In September 2009, the Water Supplies Department launched the Water Efficiency Labelling Scheme (WELS) on showers, water taps, washing machines and urinals to inform customers of the levels of water consumption and efficiency of such fixtures and appliances. The Department is planning to extend WELS to cover flow regulators, which are to be installed in water taps or showers to restrict water flow.

Make ‘em pay
Making Hong Kong a water saving city is Director Lam’s vision.   One thing he fails to address is the water tariff policy which will be critical. In a water seminar organised by Civic Exchange, both Ms Su Liu (劉素), Head of Greater China and Water Policy Research of Civic Exchange and Dr Frederick Lee (李煜紹) from The University of Hong Kong pointed out that the water tariff in Hong Kong has remained unchanged since 1995 although the purchase price for Dongjiang water is rising. Dr Lee also considered Hong Kong’s drinking water tariff too low by international standards and even compared to Chinese cities such as Beijing, Shanghai, and Shenzhen.

Radical ideas, such as privatising Hong Kong’s water supply and distribution, may have to be considered.

Financial Secretary Mr John Tsang addressed press after his Budget Speech last week, “the water tariff in Hong Kong has not increased for the past 19 years.” Mr Tsang said the decision has not been made on whether to increase the tariff and the amount of the adjustment. It seems the low water tariff will linger but the benefit of paying a low water price is narrowing when there is a risk that our water supply is running low.

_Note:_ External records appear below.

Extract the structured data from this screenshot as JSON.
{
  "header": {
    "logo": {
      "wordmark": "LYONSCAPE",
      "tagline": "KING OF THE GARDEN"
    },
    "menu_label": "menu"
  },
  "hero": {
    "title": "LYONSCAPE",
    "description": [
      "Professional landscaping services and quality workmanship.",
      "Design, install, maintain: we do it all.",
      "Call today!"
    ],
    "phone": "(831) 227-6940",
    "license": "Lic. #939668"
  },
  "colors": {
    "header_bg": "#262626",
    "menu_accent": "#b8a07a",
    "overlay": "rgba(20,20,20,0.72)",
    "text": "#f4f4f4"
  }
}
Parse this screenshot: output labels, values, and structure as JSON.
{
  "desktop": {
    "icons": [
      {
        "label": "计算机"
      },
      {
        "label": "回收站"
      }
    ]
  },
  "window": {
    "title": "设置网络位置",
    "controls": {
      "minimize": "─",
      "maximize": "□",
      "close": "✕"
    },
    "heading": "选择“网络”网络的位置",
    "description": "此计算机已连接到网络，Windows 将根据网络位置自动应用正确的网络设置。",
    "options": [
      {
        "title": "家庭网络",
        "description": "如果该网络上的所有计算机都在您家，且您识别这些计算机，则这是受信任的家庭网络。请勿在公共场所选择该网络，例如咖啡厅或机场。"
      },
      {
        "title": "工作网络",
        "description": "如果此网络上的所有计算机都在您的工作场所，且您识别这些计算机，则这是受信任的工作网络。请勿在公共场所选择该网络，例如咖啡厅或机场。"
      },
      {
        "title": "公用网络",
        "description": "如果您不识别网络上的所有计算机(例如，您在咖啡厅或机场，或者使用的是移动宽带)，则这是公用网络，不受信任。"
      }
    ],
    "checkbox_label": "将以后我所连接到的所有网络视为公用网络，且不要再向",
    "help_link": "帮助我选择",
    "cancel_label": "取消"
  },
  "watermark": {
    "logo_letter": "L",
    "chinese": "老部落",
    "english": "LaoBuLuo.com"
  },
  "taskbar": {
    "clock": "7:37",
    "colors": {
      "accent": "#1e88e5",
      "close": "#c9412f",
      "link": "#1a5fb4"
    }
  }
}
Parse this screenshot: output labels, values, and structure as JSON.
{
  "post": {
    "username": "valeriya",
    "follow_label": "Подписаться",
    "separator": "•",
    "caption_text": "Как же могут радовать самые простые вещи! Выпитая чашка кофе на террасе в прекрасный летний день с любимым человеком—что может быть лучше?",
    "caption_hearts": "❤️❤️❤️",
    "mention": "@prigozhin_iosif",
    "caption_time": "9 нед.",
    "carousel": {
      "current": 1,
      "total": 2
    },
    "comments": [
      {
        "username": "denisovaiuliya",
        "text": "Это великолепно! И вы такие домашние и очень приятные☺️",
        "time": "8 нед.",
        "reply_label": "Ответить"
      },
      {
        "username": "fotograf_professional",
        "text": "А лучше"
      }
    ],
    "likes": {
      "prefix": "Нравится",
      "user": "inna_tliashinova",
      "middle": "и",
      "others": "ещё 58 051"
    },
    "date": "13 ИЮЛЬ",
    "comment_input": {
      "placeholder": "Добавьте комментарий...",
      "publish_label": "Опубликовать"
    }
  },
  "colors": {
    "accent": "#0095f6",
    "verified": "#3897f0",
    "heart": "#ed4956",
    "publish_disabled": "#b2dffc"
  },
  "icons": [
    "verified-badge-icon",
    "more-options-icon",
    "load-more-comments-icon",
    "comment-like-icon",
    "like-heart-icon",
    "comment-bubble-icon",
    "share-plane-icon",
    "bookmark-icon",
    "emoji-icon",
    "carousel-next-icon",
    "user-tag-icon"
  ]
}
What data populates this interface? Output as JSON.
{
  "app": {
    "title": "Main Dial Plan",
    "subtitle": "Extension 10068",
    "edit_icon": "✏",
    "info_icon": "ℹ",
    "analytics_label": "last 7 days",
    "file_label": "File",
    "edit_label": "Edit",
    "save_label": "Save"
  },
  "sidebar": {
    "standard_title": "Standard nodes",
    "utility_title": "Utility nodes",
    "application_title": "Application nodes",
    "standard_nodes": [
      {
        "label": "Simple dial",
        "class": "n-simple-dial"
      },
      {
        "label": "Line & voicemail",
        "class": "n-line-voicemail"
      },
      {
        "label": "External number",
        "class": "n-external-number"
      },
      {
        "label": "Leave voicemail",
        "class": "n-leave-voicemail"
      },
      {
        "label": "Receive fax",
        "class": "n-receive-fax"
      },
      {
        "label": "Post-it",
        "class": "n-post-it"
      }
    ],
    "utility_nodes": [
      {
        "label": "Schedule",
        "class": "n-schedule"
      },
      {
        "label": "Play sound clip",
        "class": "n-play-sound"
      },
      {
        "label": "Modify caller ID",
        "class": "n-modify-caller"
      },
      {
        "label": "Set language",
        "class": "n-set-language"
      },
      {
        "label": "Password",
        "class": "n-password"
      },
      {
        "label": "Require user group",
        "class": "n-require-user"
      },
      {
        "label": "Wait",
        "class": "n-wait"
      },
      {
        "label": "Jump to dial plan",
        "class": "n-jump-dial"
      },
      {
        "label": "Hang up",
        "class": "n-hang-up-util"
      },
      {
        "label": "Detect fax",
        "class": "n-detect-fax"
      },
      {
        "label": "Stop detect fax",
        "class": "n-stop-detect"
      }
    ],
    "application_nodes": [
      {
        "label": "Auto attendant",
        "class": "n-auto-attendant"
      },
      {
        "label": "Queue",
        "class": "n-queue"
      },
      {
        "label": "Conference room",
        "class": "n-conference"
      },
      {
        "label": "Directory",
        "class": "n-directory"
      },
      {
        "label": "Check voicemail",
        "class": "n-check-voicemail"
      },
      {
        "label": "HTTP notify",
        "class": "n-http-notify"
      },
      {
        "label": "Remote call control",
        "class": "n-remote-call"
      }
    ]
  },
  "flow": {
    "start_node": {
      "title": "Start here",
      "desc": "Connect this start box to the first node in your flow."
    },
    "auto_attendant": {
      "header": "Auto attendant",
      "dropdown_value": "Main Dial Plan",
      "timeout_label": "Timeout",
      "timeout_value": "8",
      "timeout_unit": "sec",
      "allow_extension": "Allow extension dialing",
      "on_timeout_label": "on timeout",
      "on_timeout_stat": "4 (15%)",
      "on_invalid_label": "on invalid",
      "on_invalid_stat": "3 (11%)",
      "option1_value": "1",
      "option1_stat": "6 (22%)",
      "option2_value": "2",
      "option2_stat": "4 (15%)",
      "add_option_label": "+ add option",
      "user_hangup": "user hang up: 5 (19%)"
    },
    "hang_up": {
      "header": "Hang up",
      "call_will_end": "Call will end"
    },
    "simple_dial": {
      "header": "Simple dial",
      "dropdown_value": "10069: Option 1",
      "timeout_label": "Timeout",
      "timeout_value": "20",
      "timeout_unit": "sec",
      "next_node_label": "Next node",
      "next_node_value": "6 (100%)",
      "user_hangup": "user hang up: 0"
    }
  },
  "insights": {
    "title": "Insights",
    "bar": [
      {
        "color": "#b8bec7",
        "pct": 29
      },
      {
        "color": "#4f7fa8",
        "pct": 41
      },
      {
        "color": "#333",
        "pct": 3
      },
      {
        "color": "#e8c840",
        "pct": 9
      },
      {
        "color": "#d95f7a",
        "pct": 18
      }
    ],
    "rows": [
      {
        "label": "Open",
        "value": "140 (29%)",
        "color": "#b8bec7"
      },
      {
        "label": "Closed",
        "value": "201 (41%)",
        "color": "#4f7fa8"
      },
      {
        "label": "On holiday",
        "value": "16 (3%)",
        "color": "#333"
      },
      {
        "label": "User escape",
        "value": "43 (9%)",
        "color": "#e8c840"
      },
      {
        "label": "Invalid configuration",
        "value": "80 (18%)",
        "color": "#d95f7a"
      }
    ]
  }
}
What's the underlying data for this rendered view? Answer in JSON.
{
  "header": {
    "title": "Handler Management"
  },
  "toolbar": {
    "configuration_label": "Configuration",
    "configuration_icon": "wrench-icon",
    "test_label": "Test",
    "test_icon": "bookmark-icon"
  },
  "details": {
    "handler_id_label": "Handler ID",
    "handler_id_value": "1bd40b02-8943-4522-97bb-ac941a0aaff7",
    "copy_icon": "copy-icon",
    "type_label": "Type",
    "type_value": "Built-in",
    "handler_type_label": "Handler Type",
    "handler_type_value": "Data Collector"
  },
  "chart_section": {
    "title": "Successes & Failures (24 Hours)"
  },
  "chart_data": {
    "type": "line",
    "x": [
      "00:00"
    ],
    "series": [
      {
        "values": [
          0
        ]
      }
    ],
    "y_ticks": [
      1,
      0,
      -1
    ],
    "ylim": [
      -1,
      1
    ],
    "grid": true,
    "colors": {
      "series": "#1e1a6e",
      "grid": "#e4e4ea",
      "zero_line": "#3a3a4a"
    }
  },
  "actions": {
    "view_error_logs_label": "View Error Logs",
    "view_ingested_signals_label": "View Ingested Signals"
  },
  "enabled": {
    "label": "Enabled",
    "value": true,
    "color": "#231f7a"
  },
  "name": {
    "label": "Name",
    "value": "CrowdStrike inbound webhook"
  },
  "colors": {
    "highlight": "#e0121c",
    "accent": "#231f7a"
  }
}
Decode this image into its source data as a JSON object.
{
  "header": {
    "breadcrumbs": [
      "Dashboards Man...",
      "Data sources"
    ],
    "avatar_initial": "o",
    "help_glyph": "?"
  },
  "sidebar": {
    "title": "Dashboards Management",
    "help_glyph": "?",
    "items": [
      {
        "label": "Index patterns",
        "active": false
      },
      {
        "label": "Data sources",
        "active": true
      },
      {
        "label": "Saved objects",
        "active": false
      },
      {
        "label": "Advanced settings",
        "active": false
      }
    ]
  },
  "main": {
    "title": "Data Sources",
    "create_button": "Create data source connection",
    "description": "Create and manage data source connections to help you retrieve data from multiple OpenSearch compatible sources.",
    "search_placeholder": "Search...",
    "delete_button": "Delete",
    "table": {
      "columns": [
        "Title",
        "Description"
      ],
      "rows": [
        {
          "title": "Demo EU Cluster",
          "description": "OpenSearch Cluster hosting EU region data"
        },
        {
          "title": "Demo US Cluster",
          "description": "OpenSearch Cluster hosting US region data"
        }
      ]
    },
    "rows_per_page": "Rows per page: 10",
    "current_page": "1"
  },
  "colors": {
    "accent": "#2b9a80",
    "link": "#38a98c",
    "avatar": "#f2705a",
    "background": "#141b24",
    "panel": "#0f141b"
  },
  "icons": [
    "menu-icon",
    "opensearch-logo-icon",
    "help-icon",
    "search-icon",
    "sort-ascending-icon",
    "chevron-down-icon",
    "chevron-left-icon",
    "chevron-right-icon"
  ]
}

One molecule, many measures needed
Over 76% of our freshwater comes from a source that is even thirstier than we are.  Our current deal is up and we have done little to endear ourselves to our supplier of late with ridiculous antics castigating our mainland neighbours.

This will create political pressure as  the population realises that their high prices are aggravated by a leaky infrastructure.

Low tariffs and a blithe attitude to cheap water mean Hong Kong is due for a shake up. The government is going to have to sell Hong Kong’s people on a new relationship with water as an expensive resource to be paid for and preserved. Radical ideas, such as privatising Hong Kong’s water supply and distribution, may have to be considered.

This will create political pressure as  the population realises that their higher prices are aggravated by a leaky infrastructure.  If they pay, they don’t want the government’s sloth on infrastructure to make things worse.
DMAs, expensive desalination, consumer conservation, higher prices, a new deal with Guangdong (who owe us nothing), and maybe charging for seawater are all going to be Hong Kong’s future.  The question is if we can put  it in place before disaster strikes.   A drought, a contamination incident in the Dongjiang, a political falling out with Guangdong or a black swan could leave Hong Kong high and dry.  If Hong Kong thinks it has time – it doesn’t.

HK Water Story - 2YOUR NEW HOUSEPLANTS: Hong Kong’s new relationship with water may force some rethinks about lifestyle. (Credit: Daderot)